“The answer is, I don’t know,” Levitan told THR in mid-April about whether the Disney deal would pave the way for additional seasons of Modern Family. “I thought it made sense to do that, but there has been some whispers and some wondering, and so it was never definitive. But we’re going to get into it, I expect, relatively soon.”
Complicating matters is the fact that Levitan and co-creator/co-showrunner Christopher Lloyd’s overall deals with 20th TV expire this month, with sources noting that Netflix has set its sights on the former for a lucrative pact. ABC would then have to sign the cast and potentially its creators to sizable pacts. (Levitan also has Fox comedy L.A. to Vegas in contention for a second season via his 20th TV deal.)
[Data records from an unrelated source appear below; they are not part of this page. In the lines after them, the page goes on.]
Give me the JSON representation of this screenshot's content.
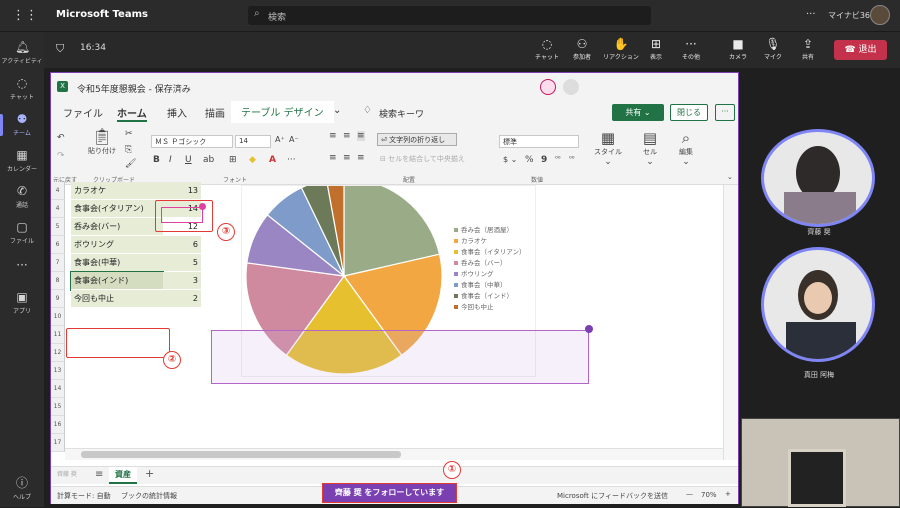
{
  "teams": {
    "app_title": "Microsoft Teams",
    "search_placeholder": "検索",
    "more": "···",
    "org": "マイナビ365"
  },
  "rail": [
    {
      "label": "アクティビティ",
      "icon": "bell-icon"
    },
    {
      "label": "チャット",
      "icon": "chat-icon"
    },
    {
      "label": "チーム",
      "icon": "teams-icon"
    },
    {
      "label": "カレンダー",
      "icon": "calendar-icon"
    },
    {
      "label": "通話",
      "icon": "phone-icon"
    },
    {
      "label": "ファイル",
      "icon": "file-icon"
    },
    {
      "label": "···",
      "icon": "more-icon"
    },
    {
      "label": "アプリ",
      "icon": "apps-icon"
    },
    {
      "label": "ヘルプ",
      "icon": "help-icon"
    }
  ],
  "meeting": {
    "timer": "16:34",
    "buttons": [
      {
        "label": "チャット",
        "icon": "chat-icon"
      },
      {
        "label": "参加者",
        "icon": "people-icon"
      },
      {
        "label": "リアクション",
        "icon": "reaction-icon"
      },
      {
        "label": "表示",
        "icon": "grid-icon"
      },
      {
        "label": "その他",
        "icon": "more-icon"
      },
      {
        "label": "カメラ",
        "icon": "camera-icon"
      },
      {
        "label": "マイク",
        "icon": "mic-icon"
      },
      {
        "label": "共有",
        "icon": "share-icon"
      }
    ],
    "leave_label": "退出",
    "leave_color": "#c4314b"
  },
  "excel": {
    "filename": "令和5年度懇親会 - 保存済み",
    "tabs": [
      "ファイル",
      "ホーム",
      "挿入",
      "描画",
      "テーブル デザイン"
    ],
    "active_tab": "ホーム",
    "search_label": "検索キーワ",
    "share_label": "共有",
    "close_label": "閉じる",
    "ribbon": {
      "undo_label": "元に戻す",
      "paste_label": "貼り付け",
      "clipboard_label": "クリップボード",
      "font_name": "ＭＳ Ｐゴシック",
      "font_size": "14",
      "font_label": "フォント",
      "wrap_label": "文字列の折り返し",
      "merge_label": "セルを結合して中央揃え",
      "align_label": "配置",
      "number_format": "標準",
      "number_label": "数値",
      "style_label": "スタイル",
      "cell_label": "セル",
      "edit_label": "編集"
    },
    "rows": [
      {
        "num": "4",
        "a": "カラオケ",
        "b": "13"
      },
      {
        "num": "4",
        "a": "食事会(イタリアン)",
        "b": "14"
      },
      {
        "num": "5",
        "a": "呑み会(バー)",
        "b": "12"
      },
      {
        "num": "6",
        "a": "ボウリング",
        "b": "6"
      },
      {
        "num": "7",
        "a": "食事会(中華)",
        "b": "5"
      },
      {
        "num": "8",
        "a": "食事会(インド)",
        "b": "3"
      },
      {
        "num": "9",
        "a": "今回も中止",
        "b": "2"
      },
      {
        "num": "10",
        "a": "",
        "b": ""
      },
      {
        "num": "11",
        "a": "",
        "b": ""
      },
      {
        "num": "12",
        "a": "",
        "b": ""
      },
      {
        "num": "13",
        "a": "",
        "b": ""
      },
      {
        "num": "14",
        "a": "",
        "b": ""
      },
      {
        "num": "15",
        "a": "",
        "b": ""
      },
      {
        "num": "16",
        "a": "",
        "b": ""
      },
      {
        "num": "17",
        "a": "",
        "b": ""
      }
    ],
    "sheet_tab": "資産",
    "sheet_left_text": "齊藤 奨",
    "status_mode": "計算モード: 自動",
    "status_stats": "ブックの統計情報",
    "status_feedback": "Microsoft にフィードバックを送信",
    "zoom": "70%",
    "follow_label": "齊藤 奨 をフォローしています"
  },
  "chart_data": {
    "type": "pie",
    "categories": [
      "呑み会（居酒屋）",
      "カラオケ",
      "食事会（イタリアン）",
      "呑み会（バー）",
      "ボウリング",
      "食事会（中華）",
      "食事会（インド）",
      "今回も中止"
    ],
    "values": [
      15,
      13,
      14,
      12,
      6,
      5,
      3,
      2
    ],
    "colors": [
      "#9aab88",
      "#f2a742",
      "#e6c02f",
      "#d08aa0",
      "#9b86c4",
      "#7e9bc9",
      "#6c7a5a",
      "#c0702a"
    ],
    "legend": "right"
  },
  "participants": [
    {
      "name": "齊藤 奨"
    },
    {
      "name": "真田 阿梅"
    }
  ],
  "callouts": [
    "①",
    "②",
    "③"
  ]
}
“I’m open to the best opportunity,” Levitan told THR when asked if he would leave 20th for Netflix. “I don’t know what it’s going to be going forward, and that’s the big unknown. That is a giant question mark for people like me. What would it actually look like? Who would I be working with? I’m waiting for more clarity on that. It’s been a wonderful experience, and I wouldn’t even be thinking about it at all if everything wasn’t changing right now.”
ABC and 20th TV declined comment.
As for The Goldbergs, the 1980-something-set series was renewed for two seasons last year and is heading into its sixth season. The Sony Pictures Television Studios-produced comedy has become a solid performer for ABC and helped open its Wednesday night comedy block. This season, the series celebrated its landmark 100th episode with creator Adam F. Goldberg already having an endgame in mind.
“The last episode is Adam’s [Sean Giambrone] high school graduation, which marks the end of his childhood,” Goldberg told THR last year. “I’d love to go beyond season six, but it will always be set in the ’80s. We have yet to run out of any videos of mine, and there’s just so much from that decade I love.”
ABC recently went straight-to-series on a 1990s-set spinoff after Goldberg pushed to air last season’s pilot as a special episode of the flagship and the writers reconfigured the series with A.J. Michalka reprising her flagship role of Lainey.
“At the start of every season, I always plot out an arc for the family members, and there is no plan whatsoever for this to be the last year of The Goldbergs,” Goldberg tells THR. “I would go well beyond season six. All I need is the word that ABC wants it to continue.”
Keeping one or both The Goldbergs and Modern Family around would be beneficial for ABC, which is wrapping veteran comedy The Middle and tentpole dramas Once Upon a Time and Scandal and as its studio counterpart could lose Black-ish creator Kenya Barris to Netflix.
ABC and Sony TV declined comment.
While it’s unclear whether ABC and CBS will announce final-season decisions before their respective upfront presentations May 15 and 16, some industry sources say those deals could come in the weeks or months that follow.
Jean Bentley contributed reporting to this story.